A huge water spout has been spotted off the coast of southwest Italy.
The column of rotating air and water caused damage to freight containers in the port of Salerno, but there were no reports of injuries.
Footage and images of the spout were shared widely on social media, with locals remarking it was “very lucky indeed that there were no causalities”.
A waterspout – a vortex that forms from water descending from clouds before or during a storm at a time of high humidity – forms over a body of water, but quickly dissipates over land.
They are most common in tropical and subtropical waters, such as around the islands of Greece and off the east coast of Australia.
The average water spout is about 165 feet wide and has a wind speeds of 50 miles per hour, about the same as a weak tornado on land.

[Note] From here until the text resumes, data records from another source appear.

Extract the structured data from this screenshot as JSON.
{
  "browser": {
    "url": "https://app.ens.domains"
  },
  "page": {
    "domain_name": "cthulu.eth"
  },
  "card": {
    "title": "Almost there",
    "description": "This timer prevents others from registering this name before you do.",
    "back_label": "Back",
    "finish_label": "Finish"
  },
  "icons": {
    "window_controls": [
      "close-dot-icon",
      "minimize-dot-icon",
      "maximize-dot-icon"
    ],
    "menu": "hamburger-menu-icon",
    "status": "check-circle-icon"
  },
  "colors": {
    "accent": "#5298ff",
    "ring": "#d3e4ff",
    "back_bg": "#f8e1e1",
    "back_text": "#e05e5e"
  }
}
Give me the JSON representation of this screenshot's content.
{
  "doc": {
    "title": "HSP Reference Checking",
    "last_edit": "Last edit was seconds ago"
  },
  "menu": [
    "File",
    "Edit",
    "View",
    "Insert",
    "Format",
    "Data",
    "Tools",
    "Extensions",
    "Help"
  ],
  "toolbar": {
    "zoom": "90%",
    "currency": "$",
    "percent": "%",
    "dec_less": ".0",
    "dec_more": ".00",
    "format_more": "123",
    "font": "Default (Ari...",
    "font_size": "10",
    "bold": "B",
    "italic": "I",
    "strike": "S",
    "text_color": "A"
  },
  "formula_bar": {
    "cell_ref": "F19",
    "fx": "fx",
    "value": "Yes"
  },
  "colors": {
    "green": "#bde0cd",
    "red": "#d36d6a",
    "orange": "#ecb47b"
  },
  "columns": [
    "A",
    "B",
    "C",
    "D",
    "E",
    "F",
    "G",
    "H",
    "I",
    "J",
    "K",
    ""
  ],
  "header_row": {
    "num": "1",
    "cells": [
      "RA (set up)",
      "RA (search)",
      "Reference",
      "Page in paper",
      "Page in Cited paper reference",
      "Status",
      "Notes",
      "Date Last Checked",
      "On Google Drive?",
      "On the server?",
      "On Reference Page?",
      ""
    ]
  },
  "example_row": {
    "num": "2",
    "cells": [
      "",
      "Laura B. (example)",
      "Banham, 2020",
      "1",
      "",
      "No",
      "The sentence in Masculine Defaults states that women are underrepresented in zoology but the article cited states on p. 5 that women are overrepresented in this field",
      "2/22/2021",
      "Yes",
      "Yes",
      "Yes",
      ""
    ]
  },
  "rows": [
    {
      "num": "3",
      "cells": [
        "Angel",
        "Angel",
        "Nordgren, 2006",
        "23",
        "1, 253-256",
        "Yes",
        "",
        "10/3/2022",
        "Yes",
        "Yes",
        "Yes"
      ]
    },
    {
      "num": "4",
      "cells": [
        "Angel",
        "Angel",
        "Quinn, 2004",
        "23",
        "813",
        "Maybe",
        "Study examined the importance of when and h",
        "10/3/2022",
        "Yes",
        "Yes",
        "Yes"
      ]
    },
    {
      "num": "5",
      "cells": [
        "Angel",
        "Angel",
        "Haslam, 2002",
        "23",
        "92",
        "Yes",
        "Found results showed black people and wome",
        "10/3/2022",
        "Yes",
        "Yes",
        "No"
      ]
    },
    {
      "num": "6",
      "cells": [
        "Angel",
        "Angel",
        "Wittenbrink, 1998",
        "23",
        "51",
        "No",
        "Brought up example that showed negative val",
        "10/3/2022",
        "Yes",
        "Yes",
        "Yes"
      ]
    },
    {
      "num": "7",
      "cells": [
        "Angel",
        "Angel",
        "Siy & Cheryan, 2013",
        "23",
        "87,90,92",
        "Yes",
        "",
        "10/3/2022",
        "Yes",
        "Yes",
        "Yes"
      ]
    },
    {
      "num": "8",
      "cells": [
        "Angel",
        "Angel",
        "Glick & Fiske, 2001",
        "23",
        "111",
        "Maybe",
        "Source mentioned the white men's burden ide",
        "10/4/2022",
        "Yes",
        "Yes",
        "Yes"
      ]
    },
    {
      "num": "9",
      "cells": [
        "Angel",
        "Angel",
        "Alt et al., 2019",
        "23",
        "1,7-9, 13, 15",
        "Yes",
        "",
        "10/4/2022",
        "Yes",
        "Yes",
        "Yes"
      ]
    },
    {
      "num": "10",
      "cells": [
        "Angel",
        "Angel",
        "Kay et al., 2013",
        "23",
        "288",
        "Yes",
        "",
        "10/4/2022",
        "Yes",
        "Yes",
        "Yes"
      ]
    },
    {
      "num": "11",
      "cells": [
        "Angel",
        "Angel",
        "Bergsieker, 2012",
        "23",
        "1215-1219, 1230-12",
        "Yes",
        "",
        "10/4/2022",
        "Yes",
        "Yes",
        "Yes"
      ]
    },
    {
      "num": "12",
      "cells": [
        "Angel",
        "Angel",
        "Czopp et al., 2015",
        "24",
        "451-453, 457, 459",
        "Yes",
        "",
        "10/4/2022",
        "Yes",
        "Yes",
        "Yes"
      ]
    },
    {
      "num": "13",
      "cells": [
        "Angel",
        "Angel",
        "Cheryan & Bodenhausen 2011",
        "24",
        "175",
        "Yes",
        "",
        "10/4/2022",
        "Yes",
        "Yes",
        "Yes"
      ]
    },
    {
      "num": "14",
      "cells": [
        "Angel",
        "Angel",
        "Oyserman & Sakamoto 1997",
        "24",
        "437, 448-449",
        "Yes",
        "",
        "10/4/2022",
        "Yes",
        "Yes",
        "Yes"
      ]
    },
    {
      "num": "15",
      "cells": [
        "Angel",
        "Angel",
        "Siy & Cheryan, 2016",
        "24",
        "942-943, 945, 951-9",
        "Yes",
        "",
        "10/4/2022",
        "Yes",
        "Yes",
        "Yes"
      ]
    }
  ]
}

Join our new commenting forum
Join thought-provoking conversations, follow other Independent readers and see their replies